(Data listing begins)
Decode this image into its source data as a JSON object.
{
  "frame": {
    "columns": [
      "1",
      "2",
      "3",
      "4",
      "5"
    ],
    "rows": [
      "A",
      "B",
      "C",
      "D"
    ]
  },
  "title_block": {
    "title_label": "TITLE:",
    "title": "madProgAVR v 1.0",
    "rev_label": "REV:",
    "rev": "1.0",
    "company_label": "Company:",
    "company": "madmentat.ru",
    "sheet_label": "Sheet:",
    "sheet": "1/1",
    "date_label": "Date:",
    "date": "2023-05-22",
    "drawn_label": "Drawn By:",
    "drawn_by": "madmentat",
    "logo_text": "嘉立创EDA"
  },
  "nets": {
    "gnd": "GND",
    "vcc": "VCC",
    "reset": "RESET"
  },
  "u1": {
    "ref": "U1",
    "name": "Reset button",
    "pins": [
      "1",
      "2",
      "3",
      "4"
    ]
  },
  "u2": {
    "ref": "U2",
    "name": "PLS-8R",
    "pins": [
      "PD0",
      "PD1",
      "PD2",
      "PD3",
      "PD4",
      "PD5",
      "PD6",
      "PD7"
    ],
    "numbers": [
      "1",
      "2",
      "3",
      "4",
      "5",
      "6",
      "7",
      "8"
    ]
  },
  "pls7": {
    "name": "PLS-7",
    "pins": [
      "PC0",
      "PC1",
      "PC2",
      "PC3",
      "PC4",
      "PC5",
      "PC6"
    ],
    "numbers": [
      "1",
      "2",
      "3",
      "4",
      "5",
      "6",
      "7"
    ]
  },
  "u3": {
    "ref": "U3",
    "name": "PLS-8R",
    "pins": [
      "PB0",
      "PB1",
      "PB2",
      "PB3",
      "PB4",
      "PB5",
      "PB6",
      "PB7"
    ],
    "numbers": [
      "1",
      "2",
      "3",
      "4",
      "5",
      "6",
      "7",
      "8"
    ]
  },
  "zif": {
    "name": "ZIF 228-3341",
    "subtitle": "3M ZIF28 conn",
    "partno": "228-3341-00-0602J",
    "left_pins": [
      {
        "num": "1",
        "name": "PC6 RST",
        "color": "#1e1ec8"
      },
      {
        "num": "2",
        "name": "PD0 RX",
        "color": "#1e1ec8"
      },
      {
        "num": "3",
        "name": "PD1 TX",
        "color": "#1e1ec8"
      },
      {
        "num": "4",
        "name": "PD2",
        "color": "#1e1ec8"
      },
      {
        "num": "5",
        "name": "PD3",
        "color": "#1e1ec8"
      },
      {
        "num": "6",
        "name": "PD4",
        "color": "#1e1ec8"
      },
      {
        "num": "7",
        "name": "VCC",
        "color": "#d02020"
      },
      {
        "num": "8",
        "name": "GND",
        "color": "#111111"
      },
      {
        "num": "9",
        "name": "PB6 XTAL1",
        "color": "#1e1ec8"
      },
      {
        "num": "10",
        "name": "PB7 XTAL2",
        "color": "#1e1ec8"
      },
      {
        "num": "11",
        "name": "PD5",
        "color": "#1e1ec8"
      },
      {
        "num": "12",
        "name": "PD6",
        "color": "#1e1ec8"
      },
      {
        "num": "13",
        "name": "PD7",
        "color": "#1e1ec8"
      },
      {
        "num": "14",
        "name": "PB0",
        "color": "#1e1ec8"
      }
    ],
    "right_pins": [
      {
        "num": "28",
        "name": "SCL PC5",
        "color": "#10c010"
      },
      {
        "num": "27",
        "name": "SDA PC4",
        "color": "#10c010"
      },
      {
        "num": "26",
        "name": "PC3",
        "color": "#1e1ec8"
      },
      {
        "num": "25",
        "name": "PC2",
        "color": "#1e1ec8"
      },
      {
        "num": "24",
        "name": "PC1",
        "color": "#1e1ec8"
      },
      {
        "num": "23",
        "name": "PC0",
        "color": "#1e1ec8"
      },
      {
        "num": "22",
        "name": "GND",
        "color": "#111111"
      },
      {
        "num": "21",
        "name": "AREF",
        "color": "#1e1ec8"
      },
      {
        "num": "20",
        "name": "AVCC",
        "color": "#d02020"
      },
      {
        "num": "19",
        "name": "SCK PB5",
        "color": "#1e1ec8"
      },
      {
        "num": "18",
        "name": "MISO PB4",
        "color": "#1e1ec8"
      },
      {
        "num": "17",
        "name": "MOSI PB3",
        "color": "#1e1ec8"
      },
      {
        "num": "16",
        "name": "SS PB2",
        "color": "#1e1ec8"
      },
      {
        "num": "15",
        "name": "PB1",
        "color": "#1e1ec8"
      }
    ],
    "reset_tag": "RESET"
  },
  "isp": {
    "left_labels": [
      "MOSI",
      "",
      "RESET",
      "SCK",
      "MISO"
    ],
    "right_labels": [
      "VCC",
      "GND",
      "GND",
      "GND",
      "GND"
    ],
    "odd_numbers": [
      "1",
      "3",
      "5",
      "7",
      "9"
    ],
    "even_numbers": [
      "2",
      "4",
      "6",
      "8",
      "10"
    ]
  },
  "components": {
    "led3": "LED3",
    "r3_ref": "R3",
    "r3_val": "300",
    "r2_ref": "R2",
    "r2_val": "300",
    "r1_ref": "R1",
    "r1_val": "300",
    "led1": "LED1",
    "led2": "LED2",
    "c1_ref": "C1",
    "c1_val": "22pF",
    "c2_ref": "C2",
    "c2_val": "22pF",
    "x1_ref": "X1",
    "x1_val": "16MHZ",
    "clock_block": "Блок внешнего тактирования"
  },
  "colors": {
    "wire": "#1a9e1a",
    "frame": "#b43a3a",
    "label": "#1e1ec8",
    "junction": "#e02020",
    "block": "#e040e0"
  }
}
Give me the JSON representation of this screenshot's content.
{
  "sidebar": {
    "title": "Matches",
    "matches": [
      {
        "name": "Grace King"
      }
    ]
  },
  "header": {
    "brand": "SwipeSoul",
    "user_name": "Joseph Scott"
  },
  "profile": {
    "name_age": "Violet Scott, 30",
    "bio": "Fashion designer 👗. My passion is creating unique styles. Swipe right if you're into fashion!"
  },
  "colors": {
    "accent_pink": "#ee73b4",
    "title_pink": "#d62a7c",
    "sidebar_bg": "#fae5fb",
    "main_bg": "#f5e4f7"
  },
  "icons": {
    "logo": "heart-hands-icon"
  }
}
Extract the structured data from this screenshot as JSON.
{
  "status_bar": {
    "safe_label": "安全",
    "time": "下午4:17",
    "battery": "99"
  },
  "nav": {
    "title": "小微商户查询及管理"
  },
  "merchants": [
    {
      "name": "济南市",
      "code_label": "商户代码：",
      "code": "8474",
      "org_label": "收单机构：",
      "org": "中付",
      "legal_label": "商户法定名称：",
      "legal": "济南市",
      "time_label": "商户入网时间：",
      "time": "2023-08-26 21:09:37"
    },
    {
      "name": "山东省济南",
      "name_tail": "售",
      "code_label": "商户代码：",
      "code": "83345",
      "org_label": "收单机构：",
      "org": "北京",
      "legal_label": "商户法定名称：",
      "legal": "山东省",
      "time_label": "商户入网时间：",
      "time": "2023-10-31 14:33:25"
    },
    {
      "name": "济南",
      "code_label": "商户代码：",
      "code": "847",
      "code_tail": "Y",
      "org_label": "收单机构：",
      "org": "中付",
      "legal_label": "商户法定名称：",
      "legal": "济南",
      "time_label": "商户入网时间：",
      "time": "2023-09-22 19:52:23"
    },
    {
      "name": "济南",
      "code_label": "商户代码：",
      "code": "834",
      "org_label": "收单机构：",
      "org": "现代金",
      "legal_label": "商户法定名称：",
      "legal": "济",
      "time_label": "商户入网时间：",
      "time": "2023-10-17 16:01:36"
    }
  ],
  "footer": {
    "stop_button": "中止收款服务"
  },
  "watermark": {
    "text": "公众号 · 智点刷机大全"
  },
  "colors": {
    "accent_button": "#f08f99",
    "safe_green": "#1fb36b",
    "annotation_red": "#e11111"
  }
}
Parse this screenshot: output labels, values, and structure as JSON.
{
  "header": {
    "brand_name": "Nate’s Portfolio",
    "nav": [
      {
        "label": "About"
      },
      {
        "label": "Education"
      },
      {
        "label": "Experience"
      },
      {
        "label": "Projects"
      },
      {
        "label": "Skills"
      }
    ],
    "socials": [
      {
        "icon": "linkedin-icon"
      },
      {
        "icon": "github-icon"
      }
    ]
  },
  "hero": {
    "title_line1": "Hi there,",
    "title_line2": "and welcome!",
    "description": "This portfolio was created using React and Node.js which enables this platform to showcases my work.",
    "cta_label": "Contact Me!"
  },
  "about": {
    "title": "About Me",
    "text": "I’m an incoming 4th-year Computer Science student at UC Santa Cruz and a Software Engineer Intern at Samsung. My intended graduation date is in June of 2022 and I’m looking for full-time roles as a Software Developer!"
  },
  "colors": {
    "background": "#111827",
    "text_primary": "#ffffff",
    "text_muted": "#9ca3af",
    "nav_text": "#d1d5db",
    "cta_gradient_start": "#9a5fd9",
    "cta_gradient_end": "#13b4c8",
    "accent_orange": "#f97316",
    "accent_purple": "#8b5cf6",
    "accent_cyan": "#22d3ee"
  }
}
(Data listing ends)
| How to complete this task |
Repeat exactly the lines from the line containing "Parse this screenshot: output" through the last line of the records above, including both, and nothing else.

| Result |
Parse this screenshot: output labels, values, and structure as JSON.
{
  "header": {
    "brand_name": "Nate’s Portfolio",
    "nav": [
      {
        "label": "About"
      },
      {
        "label": "Education"
      },
      {
        "label": "Experience"
      },
      {
        "label": "Projects"
      },
      {
        "label": "Skills"
      }
    ],
    "socials": [
      {
        "icon": "linkedin-icon"
      },
      {
        "icon": "github-icon"
      }
    ]
  },
  "hero": {
    "title_line1": "Hi there,",
    "title_line2": "and welcome!",
    "description": "This portfolio was created using React and Node.js which enables this platform to showcases my work.",
    "cta_label": "Contact Me!"
  },
  "about": {
    "title": "About Me",
    "text": "I’m an incoming 4th-year Computer Science student at UC Santa Cruz and a Software Engineer Intern at Samsung. My intended graduation date is in June of 2022 and I’m looking for full-time roles as a Software Developer!"
  },
  "colors": {
    "background": "#111827",
    "text_primary": "#ffffff",
    "text_muted": "#9ca3af",
    "nav_text": "#d1d5db",
    "cta_gradient_start": "#9a5fd9",
    "cta_gradient_end": "#13b4c8",
    "accent_orange": "#f97316",
    "accent_purple": "#8b5cf6",
    "accent_cyan": "#22d3ee"
  }
}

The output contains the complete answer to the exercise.